“Unsubstantiated media and police reports portray the cannabis industry as dominated by organized crime”. This is one of the several statements included in a review document addressed at the Task Force for the Legalization and Regulation of Marijuana. The document evaluates the magnitude and implication of organized crime in the Canadian market. It was compiled by Rielle Capler, Neil Boyd, and Donald MacPherson, and can be accessed here.
The authors start by addressing the difficulty of defining organized crime. Some commonly agreed characteristics include an organized hierarchy, rational profit through crime, the use of force or threat, and some form of corruption to guarantee legal immunity. The authors argue that of these characteristics, only rational profit applies to current producers.
The main point being made is that media and police reports (which paint a picture of the cannabis market being run predominately by large criminal gangs that employ sophisticated and aggressive strategies) lack a systematic approach and are not peer-reviewed. What then, does peer-reviewed evidence have to say?
In a random sample of 500 archived cases of marijuana production, a report from the Federal Ministry of Justice found that only 5% were associated with organized crime or street gangs. Another RMCP study estimated that 6% of growers had firearms on site, a value not far from the 5.5% of national citizens possessing firearms licenses. While being limited, the authors emphasize how this data largely contradicts the messages of the media, police, and some politicians.
International online surveys suggest a low prevalence of producers being involved in drug dealing, with most reporting no criminal offences at all — ranging from 62% in Finland to 87% in Belgium (in Canada this value went as high as 95%, but the sample was way too restricted). Other studies agree with the premise that most producers are small-growers who maintain good relationships with the rest of the community, and are indeed more likely to be victims of crime rather than perpetrators. It is important to note that these studies rely on voluntary self-reports and some are more than one or two decades old.
In raising these points, the authors gloss over the fact that even though most growers are small independent producers, they only represent a tiny share of the cannabis market. Take, for instance, a recent Spanish study showing that half of all the plantations seized by the police contained no more than 42 plants, and while these tended to belong to otherwise law-abiding citizens, they accounted for less than 3% of the market production. Big indoor plantations, which were more likely to be run by larger teams and to be associated with criminal offenses, contributed to the majority of cannabis in circulation.

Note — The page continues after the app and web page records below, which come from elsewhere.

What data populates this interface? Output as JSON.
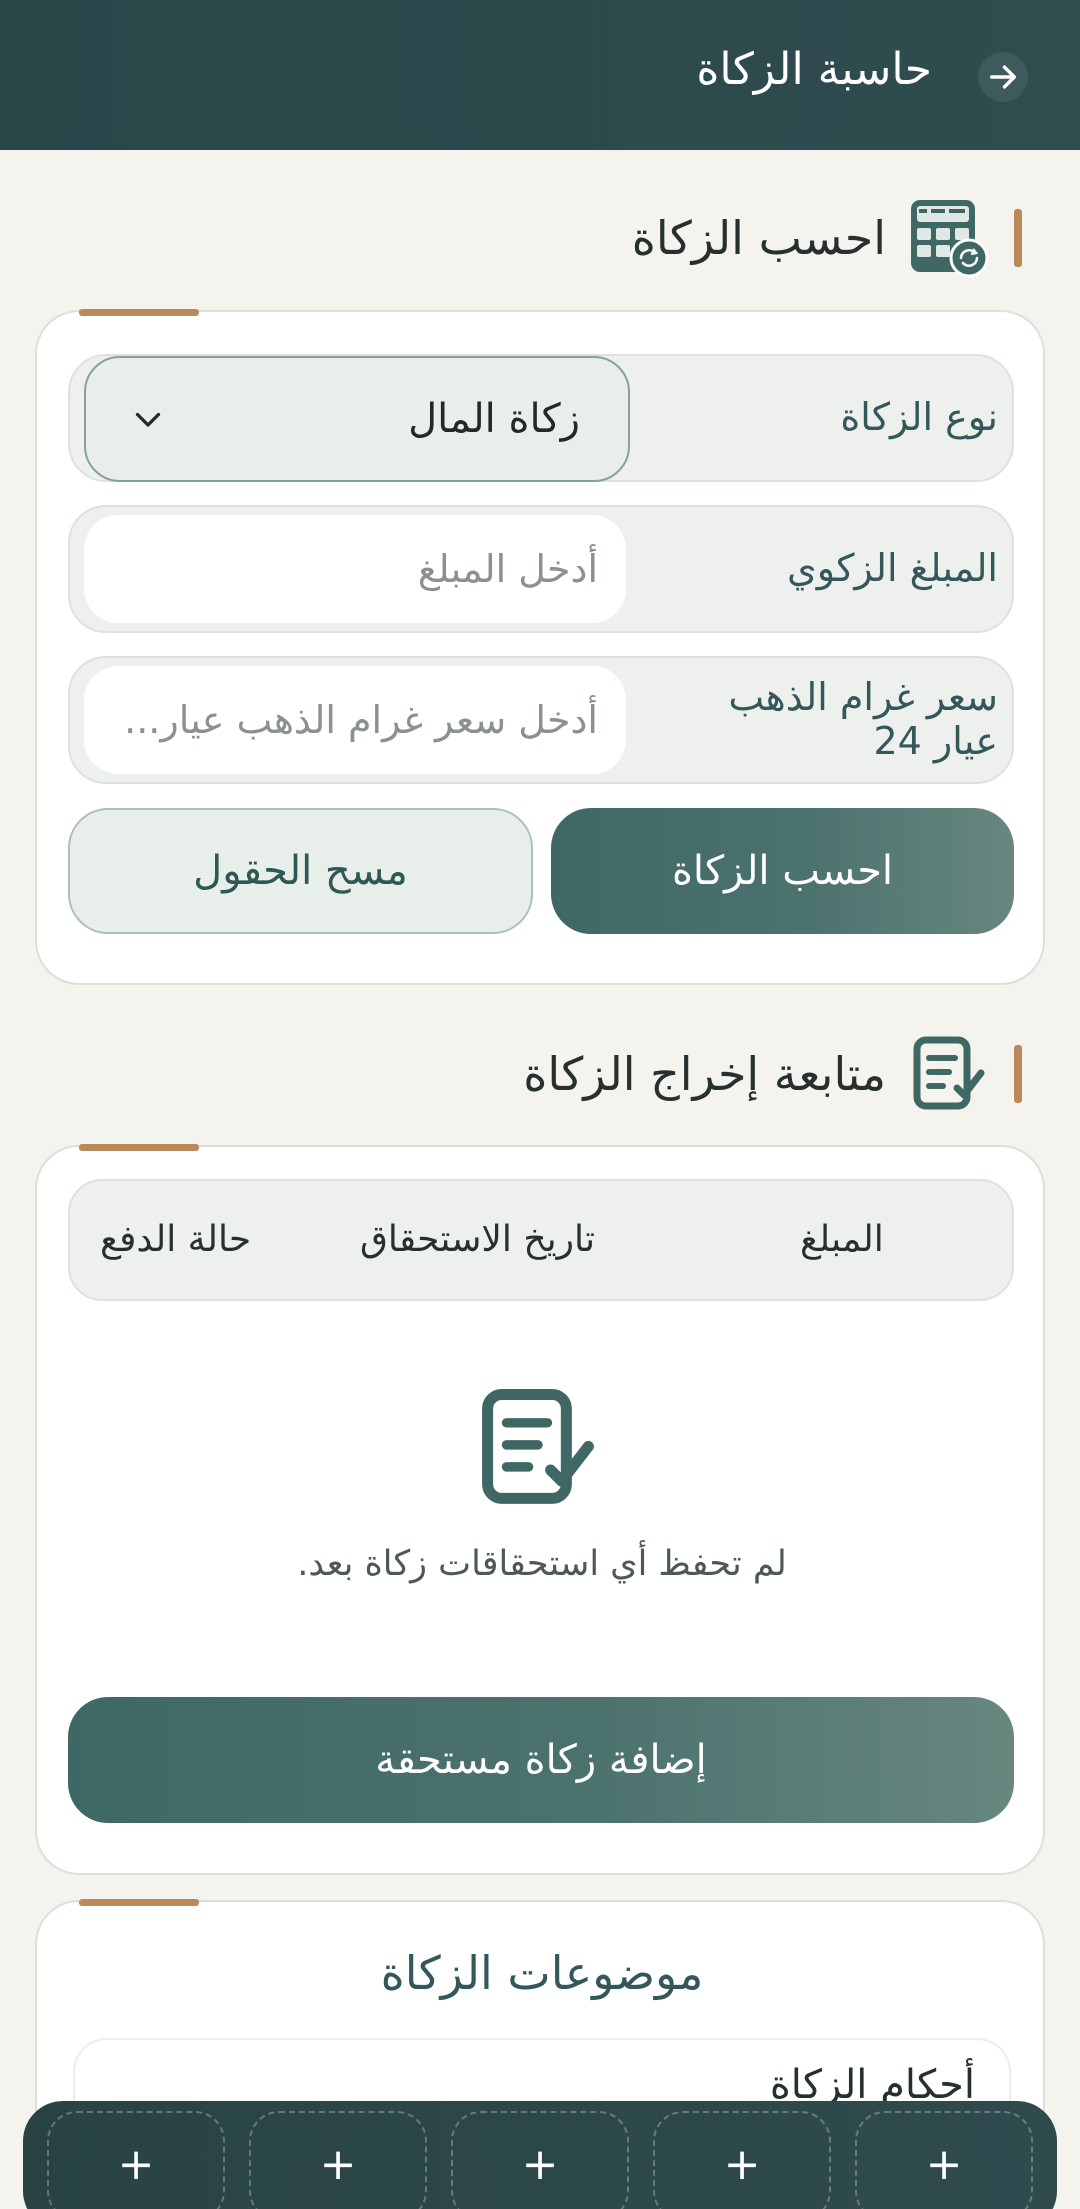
{
  "header": {
    "title": "حاسبة الزكاة",
    "back_icon": "arrow-right-icon"
  },
  "calculator": {
    "title": "احسب الزكاة",
    "icon": "calculator-icon",
    "type_label": "نوع الزكاة",
    "type_value": "زكاة المال",
    "amount_label": "المبلغ الزكوي",
    "amount_placeholder": "أدخل المبلغ",
    "gold_label": "سعر غرام الذهب عيار 24",
    "gold_placeholder": "أدخل سعر غرام الذهب عيار...",
    "calculate_button": "احسب الزكاة",
    "clear_button": "مسح الحقول"
  },
  "tracking": {
    "title": "متابعة إخراج الزكاة",
    "icon": "checklist-icon",
    "columns": [
      "المبلغ",
      "تاريخ الاستحقاق",
      "حالة الدفع"
    ],
    "empty_text": "لم تحفظ أي استحقاقات زكاة بعد.",
    "add_button": "إضافة زكاة مستحقة"
  },
  "topics": {
    "title": "موضوعات الزكاة",
    "first_item": "أحكام الزكاة"
  },
  "bottom_bar": {
    "slots": [
      "+",
      "+",
      "+",
      "+",
      "+"
    ]
  },
  "colors": {
    "primary": "#3f6865",
    "accent": "#b98b5a",
    "background": "#f4f3ee",
    "header": "#2a4649"
  }
}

This aspect is once again ignored when the authors link the role of small producers to the large economic value of the illicit cannabis market. Instead of addressing these issues, they point out the attitudes of small producers towards market legalization and regulation, citing two studies from 2015 that highlight how most small-scale growers in Australia and Western cultures welcome some sort of official licensing and regulation under a non-prohibitionist regime.
The authors conclude by calling for a more evidence-based policy that incorporates systematic peer-reviewed findings. They also suggest that representatives from the current market be consulted, given their experience and vocal interest in the creation of thoughtful regulations.
“We recommend that the government base the new cannabis regulations on the best available evidence, to provide a balanced approach that further restricts the operation of organized crime, while allowing for the involvement of a variety of independent producers in the emerging legal market.”
Featured image from torontosun.com